The remit of CJS  was itself the subject of much debate , with local  staff teams  with local  democratic accountabilities  concerned that they were  to have  two  potentially contradictory  accountabilities- one local one national  and  community planning colleagues concerned that the voice of the  local residents  was not a sufficiently  central driver of planning;   whether  this  came from victims of crime, ex-offenders , or simply citizens with views about how their communities were best kept safe and offending  behaviours reduced.

The backdrop to the delivery of these new plans  has to be set in the context of the large scale reductions in public service funding . Data  shows that the local government sector has experienced one of  the most significant contractions in  resources in my own 40 years of working life  As  the Accounts Commission has just put it  in their most recent review of local government finance :

“Scottish Government revenue funding to councils has reduced in real terms between 2013/14 and 2019/20, while national policy initiatives continue to make up an increasing proportion of council budgets. This reduces the flexibility councils have for deciding how they plan to use funding. At the same time, demands for council services are increasing from a changing population profile.

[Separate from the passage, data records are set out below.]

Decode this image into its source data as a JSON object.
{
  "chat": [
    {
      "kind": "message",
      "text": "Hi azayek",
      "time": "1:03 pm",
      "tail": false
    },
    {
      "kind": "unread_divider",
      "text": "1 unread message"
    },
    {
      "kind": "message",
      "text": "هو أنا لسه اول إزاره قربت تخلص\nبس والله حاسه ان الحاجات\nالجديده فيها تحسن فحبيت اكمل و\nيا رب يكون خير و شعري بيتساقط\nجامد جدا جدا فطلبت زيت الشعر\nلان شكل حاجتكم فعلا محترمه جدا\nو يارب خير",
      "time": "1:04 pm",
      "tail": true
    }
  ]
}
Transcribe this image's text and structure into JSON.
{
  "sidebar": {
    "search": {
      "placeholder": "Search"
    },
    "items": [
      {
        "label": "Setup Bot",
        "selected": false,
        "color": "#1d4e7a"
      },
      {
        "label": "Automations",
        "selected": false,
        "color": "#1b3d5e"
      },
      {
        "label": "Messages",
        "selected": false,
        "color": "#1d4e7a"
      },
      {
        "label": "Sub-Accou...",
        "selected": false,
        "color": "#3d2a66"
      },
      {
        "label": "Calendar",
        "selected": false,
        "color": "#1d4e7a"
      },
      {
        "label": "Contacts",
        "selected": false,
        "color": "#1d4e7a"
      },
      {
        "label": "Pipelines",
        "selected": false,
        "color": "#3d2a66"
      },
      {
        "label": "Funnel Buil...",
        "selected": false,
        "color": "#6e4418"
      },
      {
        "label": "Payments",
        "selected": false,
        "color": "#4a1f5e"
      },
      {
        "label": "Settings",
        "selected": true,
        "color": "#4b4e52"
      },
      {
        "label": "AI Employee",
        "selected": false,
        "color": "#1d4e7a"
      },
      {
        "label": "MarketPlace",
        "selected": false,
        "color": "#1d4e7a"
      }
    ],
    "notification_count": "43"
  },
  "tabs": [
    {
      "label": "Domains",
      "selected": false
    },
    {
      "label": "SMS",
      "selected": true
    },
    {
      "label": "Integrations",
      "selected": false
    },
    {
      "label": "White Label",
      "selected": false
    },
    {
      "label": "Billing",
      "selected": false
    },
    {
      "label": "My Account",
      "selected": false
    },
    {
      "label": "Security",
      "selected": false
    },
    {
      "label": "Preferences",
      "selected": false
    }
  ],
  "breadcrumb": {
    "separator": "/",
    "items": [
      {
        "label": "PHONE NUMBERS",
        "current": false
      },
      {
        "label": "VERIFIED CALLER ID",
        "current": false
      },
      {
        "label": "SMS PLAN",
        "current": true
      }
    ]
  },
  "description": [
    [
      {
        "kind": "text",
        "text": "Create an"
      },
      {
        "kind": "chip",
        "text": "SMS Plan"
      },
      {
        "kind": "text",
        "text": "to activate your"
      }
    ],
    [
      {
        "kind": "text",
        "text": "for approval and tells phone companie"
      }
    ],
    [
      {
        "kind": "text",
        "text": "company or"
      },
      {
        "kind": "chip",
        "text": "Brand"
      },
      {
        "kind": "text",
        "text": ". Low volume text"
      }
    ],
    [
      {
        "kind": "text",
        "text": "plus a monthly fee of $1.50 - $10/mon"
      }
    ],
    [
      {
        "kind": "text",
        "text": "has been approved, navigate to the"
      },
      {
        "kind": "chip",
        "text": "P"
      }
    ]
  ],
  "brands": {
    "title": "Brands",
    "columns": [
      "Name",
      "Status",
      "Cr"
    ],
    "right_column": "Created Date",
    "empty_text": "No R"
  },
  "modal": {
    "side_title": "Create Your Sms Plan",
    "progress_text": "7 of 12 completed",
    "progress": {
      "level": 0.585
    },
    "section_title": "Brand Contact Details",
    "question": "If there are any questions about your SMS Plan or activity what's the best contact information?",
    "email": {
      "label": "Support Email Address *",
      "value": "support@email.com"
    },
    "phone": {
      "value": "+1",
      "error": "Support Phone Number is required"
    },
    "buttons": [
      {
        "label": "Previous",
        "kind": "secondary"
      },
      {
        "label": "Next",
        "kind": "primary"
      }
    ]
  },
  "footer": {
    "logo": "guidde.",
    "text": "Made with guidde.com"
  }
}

All councils expect an increase in the proportion of people aged over 65 and almost a third of councils expect an increase in the proportion of children under 15”.

In 2019-20 Councils will be required to spend 12.1% of  their budget on national priorities  rather than those decided locally . Scotland’s local councils on average raise 18% of their revenue through council raised taxes , whilst in Europe the average is 40%.  Other public bodies have been affected by austerity policies and  central government policy choices at both  UK and Scottish level  too , some such as Further Education have been affected  very significantly   and it has become  a central  aim  of community planning to seek to  address continuing reductions in public resource collectively , to protect what is most  essential and reposition public expectations of what they can expect to see delivered from  taxation  . The impact on the third sector has been visible  especially affecting smaller local third sector agencies .

In this context ‘preventive interventions’ proclaimed by the Christie Commission as one of  the  four pillars of transformational change required in Scottish  Public services  are  under pressure as never before to demonstrate that they will provide a cost saving return   as well as any social value .   Community safety and community justice actions have the potential to deliver and often  clear  evidence to back up the effectiveness of  proposed approaches  , but as with public health within the National Health system  ,  or community learning and development within an  education system must compete for resources with the major blocks of investment in ‘business as usual’ – in this case the costs of   prisons, courts , policing,  who themselves are struggling with demand and   harsh financial choices .

The challenges are clear and shared-   partnership working  between public third and private sector agencies , and more especially between these agencies and the public  themselves ; addressing the growth in demand for services , without the  resources to meet these demands ; the  tension between national policy  and local  circumstances, tension between representative  and participative democracy  and the clash of social values between punishment and rehabilitation .  Community planning approaches  remain at the core  of  these debates around choices to deliver  safer communities  .